Last May, I wrote a column about a general manager (GM) who received executive coaching and whose experience led to a scaling of the coaching program for his division.
Phillips 66 hired Chris Coffey, a Marshall Goldsmith Stakeholder Centered Coach, to work with the GM in its marketing division in Houston. Employees viewed the GM as an intense, difficult-to-approach, results-oriented person; a highly knowledgeable but impatient individual; and someone who was resistant to sharing his knowledge to help others perform more effectively.
Through the coaching process, the GM committed to "improving collaboration to enhance business performance" and "sharing knowledge and expertise with others."
His action plan focused on specific behaviors such as asking good questions and being open-minded, listen authentically and fully to other people's ideas," "build off of others' ideas before giving your own or rebutting their suggestions" and "be a thinking partner instead of a critic."
The process was so successful the GM, with HR support, launched a pilot project for his division of 205 marketing employees. Coffey redesigned the coaching process to have a group-based focus instead of an individual one.
Twenty-nine marketing managers (two GMs, nine of their direct reports and 18 managers) had two goals: "Become a better coach and mentor to direct reports," and "Help the managers below them become better coaches and managers to their direct reports."
The results were extraordinary. After six months, a survey of division employees revealed that 86 percent felt their managers had become better coaches and mentors. After another six months, a second survey was conducted to determine if progress had been sustained. Nearly all employees surveyed said "yes." And this was despite major organizational changes in the division during this time.
According to a Phillips 66 HR business partner, "Although this wasn't an HR idea, we agreed to support it provided there were good metrics to measure its effectiveness."
The metrics included using an anonymous survey to ask employees, "How satisfied are you with your manager as a coach and mentor?"
Overall satisfaction went up from 86 percent in the first survey to 97 percent in the second. Employee ratings of their manager went up from 46 percent highly satisfied to 53 percent highly satisfied.
The survey asked, "Did your manager discuss and share with you his or her stated goal?" 93 percent of direct reports said yes on the first survey and 94 percent said yes on second.
The survey also asked, "To what extent has your manager followed up with you?" On the first survey, 36 percent of direct reports said their manager had consistently and periodically followed up. In the second survey, this number increased to 58 percent.
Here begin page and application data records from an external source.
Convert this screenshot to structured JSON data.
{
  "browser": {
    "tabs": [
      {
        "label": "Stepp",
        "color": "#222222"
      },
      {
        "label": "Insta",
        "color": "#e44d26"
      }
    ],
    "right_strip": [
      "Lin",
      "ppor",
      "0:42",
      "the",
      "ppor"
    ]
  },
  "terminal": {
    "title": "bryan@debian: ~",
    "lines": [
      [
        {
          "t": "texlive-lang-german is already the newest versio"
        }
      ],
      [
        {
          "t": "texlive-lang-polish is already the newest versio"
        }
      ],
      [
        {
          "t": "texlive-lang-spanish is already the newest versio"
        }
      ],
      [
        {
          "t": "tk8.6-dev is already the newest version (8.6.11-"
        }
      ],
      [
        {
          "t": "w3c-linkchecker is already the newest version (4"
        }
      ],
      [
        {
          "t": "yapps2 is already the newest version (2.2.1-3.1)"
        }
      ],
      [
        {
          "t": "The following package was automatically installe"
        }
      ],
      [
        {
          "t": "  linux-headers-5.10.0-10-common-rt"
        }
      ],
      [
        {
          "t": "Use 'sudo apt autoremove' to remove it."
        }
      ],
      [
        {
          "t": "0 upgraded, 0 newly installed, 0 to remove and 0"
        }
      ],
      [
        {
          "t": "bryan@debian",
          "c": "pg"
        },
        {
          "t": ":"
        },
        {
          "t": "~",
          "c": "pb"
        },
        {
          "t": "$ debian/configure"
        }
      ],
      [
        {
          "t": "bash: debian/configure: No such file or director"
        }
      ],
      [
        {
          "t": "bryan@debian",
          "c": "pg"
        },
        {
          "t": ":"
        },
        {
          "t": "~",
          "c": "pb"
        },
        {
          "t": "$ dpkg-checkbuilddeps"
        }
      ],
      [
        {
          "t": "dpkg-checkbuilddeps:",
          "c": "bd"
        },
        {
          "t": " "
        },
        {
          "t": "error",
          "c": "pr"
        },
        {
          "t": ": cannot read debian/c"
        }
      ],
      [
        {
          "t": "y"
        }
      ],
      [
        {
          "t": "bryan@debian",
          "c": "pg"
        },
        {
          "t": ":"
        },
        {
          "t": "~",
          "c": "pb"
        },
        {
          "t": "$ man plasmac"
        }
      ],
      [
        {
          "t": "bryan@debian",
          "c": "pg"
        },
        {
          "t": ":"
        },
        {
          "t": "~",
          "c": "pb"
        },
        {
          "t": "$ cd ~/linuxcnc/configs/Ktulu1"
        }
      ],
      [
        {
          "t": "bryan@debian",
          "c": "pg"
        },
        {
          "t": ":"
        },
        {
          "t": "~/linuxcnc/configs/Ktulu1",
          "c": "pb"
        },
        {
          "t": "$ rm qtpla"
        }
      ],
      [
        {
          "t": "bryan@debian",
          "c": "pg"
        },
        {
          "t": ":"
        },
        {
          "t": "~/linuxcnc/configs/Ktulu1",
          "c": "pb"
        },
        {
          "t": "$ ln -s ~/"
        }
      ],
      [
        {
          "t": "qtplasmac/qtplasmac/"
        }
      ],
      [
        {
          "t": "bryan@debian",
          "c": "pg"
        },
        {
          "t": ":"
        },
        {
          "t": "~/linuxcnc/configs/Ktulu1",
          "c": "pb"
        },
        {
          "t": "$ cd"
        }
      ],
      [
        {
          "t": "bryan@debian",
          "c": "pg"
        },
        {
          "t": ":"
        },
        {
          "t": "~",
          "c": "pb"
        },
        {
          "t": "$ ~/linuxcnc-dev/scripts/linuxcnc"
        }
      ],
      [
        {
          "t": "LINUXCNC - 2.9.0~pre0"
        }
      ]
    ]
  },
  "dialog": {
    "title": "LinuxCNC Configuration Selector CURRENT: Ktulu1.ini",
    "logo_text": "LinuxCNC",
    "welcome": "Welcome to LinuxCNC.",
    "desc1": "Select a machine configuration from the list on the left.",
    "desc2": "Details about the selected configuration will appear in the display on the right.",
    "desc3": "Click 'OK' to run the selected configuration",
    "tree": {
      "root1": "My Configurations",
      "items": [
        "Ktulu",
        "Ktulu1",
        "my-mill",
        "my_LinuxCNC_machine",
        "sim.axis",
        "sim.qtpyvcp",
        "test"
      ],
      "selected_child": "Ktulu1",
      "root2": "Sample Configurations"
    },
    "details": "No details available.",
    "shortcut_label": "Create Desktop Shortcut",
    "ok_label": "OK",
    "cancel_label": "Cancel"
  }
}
Another 23 percent said there'd been some follow-up.
According to Coffey, a key to this project's success was managers communicating their goal, asking for employees' help in achieving it, and following up. "In order not only to change management behavior but to change employee perception of behavior, the manager must have the humility and the courage to share the goal and solicit candid feedback and feedforward [improvement suggestions]. These managers had that humility and courage. They also demonstrated discipline in the follow-up and follow-through process."
The GM added, "From the coaching, I learned that not only did I have plenty of room to grow and improve as a leader, so did everyone else. I'm grateful for HR's support since we've now be able to scale these benefits throughout the division."
This account shows the value of HR and management partnering on leadership initiatives. Although this initiative did not come from HR, it didn't prevent it from being developed, supported and evaluated by HR.
The lesson is simple and straightforward: Look for ways to collaborate with management to create better leaders. In my experience, including as a former employment law litigator, it achieves the ultimate win-win-win: great culture, desirable business results, and staying out of court.